The Cup O’ Knowledge – Thank you Chipotle! We love your “Cultivating Thought” author series (short essays on all sorts of interesting stuff printed up on the side of the Chipotle cups)! This week, my son and I spent the necessary two minutes reading from the latest Chipotle cup about Albert Einstein’s theory of relativity. Just so A+. This motivated us to read through “On a Beam of Light” (also about Albert Einstein’s theory of relativity) by Jennifer Berne/illustrated by Vladimir Radunsky (just enough information for us non-physicist types, supported by dear, wispy illustrations that capture Einstein perfectly).
Alexander the Great – we finished our short study of Alexander the Great and came away with a few more vocab words: monsoon and mutiny. MONSOON! Rain, rain, rain, rain, rain. MUTINY! We thought about how a leader (like Alexander) could probably forget about being remembered as “beloved” if his soldiers felt compelled to stage a mutiny.
Farmer Brown Question – (here’s an abrupt change of mood): Farmer Brown is in the white rose business! He sells LOTS of white roses for DIY wedding bouquets. A nice bouquet uses a dozen roses, and Farmer Brown sells a “bouquet package” – the roses AND a “How to Fashion the Bridal Bouquet of your Dreams!” DVD for $40. If he took in $240 this past month, how many weddings were enhanced with Farmer Brown’s roses? Farmer Brown ALSO makes a “boutonniere package” for $10. If half of the “bouquet package” purchasers also bought a “boutonniere package”, how much more did Farmer Brown make on his white rose endeavor last month?
Music Focus – Einstein and his violin! Back to Albert Einstein – we learned that Einstein played the violin with great skill, he said that helped him think better, and declared, “The most joy in my life has come to me from my violin.” We learned that he preferred the compositions of Mozart, considering the violin serenades superior to the violin concertos. We want to like what Einstein liked, so we listened to:
- “Mozart’s Violin Serenade No. 6”, the “Serenade Notturna”, movement 4 (the rondo), composed in 1776. Only about 3 minutes in length.
- “Mozart’s Violin Serenade No. 13”, the super famous “Eine Kleine Nachtmusik”, movement 4 (the rondo – again!), composed in 1787. About 4 minutes in length.
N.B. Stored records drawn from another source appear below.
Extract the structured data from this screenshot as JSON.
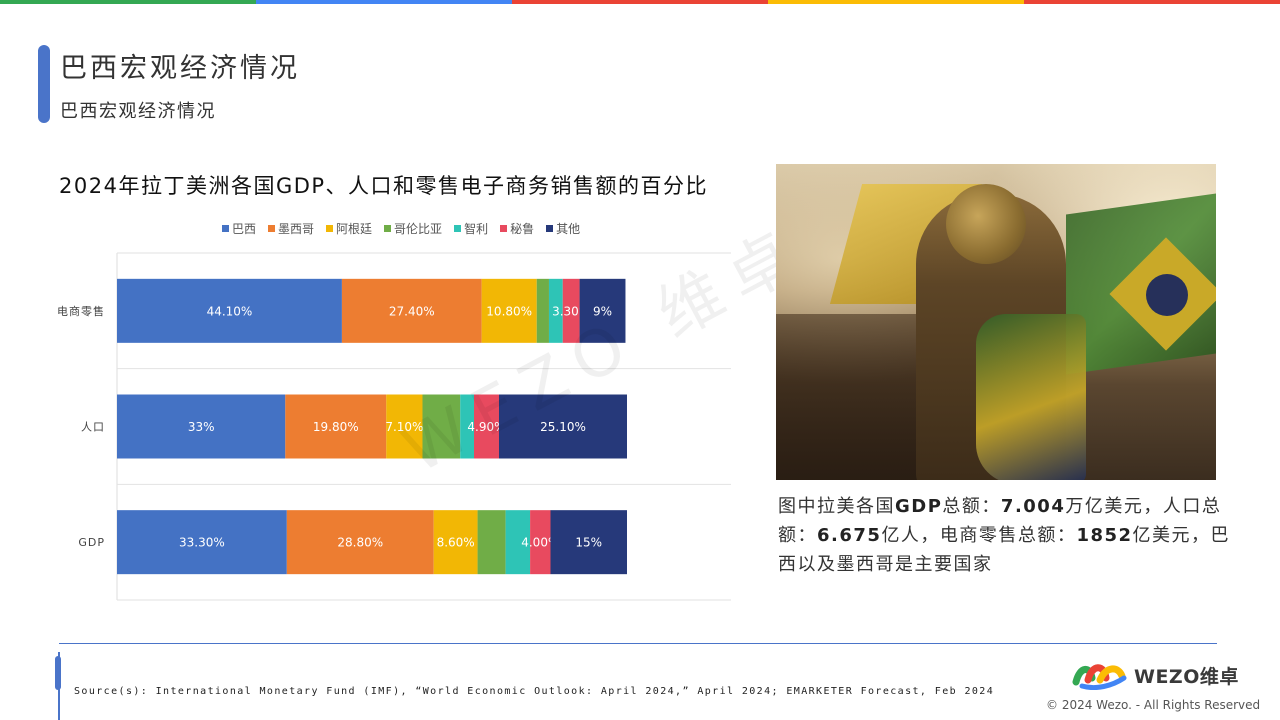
{
  "top_bar_colors": [
    "#34a853",
    "#4285f4",
    "#ea4335",
    "#fbbc05",
    "#ea4335"
  ],
  "header": {
    "title": "巴西宏观经济情况",
    "subtitle": "巴西宏观经济情况"
  },
  "watermark": "WEZO 维卓",
  "chart_data": {
    "type": "bar",
    "orientation": "horizontal",
    "stacked": true,
    "title": "2024年拉丁美洲各国GDP、人口和零售电子商务销售额的百分比",
    "categories": [
      "电商零售",
      "人口",
      "GDP"
    ],
    "legend_position": "top",
    "series": [
      {
        "name": "巴西",
        "color": "#4472c4",
        "values": [
          44.1,
          33.0,
          33.3
        ],
        "labels": [
          "44.10%",
          "33%",
          "33.30%"
        ]
      },
      {
        "name": "墨西哥",
        "color": "#ed7d31",
        "values": [
          27.4,
          19.8,
          28.8
        ],
        "labels": [
          "27.40%",
          "19.80%",
          "28.80%"
        ]
      },
      {
        "name": "阿根廷",
        "color": "#f2b705",
        "values": [
          10.8,
          7.1,
          8.6
        ],
        "labels": [
          "10.80%",
          "7.10%",
          "8.60%"
        ]
      },
      {
        "name": "哥伦比亚",
        "color": "#70ad47",
        "values": [
          2.4,
          7.4,
          5.5
        ],
        "labels": [
          "",
          "",
          ""
        ]
      },
      {
        "name": "智利",
        "color": "#2ec4b6",
        "values": [
          2.7,
          2.7,
          4.8
        ],
        "labels": [
          "",
          "",
          ""
        ]
      },
      {
        "name": "秘鲁",
        "color": "#e84a5f",
        "values": [
          3.3,
          4.9,
          4.0
        ],
        "labels": [
          "3.30%",
          "4.90%",
          "4.00%"
        ]
      },
      {
        "name": "其他",
        "color": "#26397a",
        "values": [
          9.0,
          25.1,
          15.0
        ],
        "labels": [
          "9%",
          "25.10%",
          "15%"
        ]
      }
    ]
  },
  "caption": {
    "p1": "图中拉美各国",
    "gdp_label": "GDP",
    "p2": "总额：",
    "gdp_value": "7.004",
    "p3": "万亿美元，人口总额：",
    "pop_value": "6.675",
    "p4": "亿人，电商零售总额：",
    "ecom_value": "1852",
    "p5": "亿美元，巴西以及墨西哥是主要国家"
  },
  "footer": {
    "source": "Source(s): International Monetary Fund (IMF), “World Economic Outlook: April 2024,” April 2024; EMARKETER Forecast, Feb 2024",
    "logo_text": "WEZO维卓",
    "copyright": "© 2024 Wezo. - All Rights Reserved"
  }
}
- Finally! Look what we found! “Mozart’s Violin Sonata No. 26, in B-flat major” (composed in 1779), with an actual audio recording of Albert Einstein playing the violin! My son really enjoyed the privilege of listening to this music, and viewing the accompanying photographs.
Welcome to the best part of my day!
– Jane BH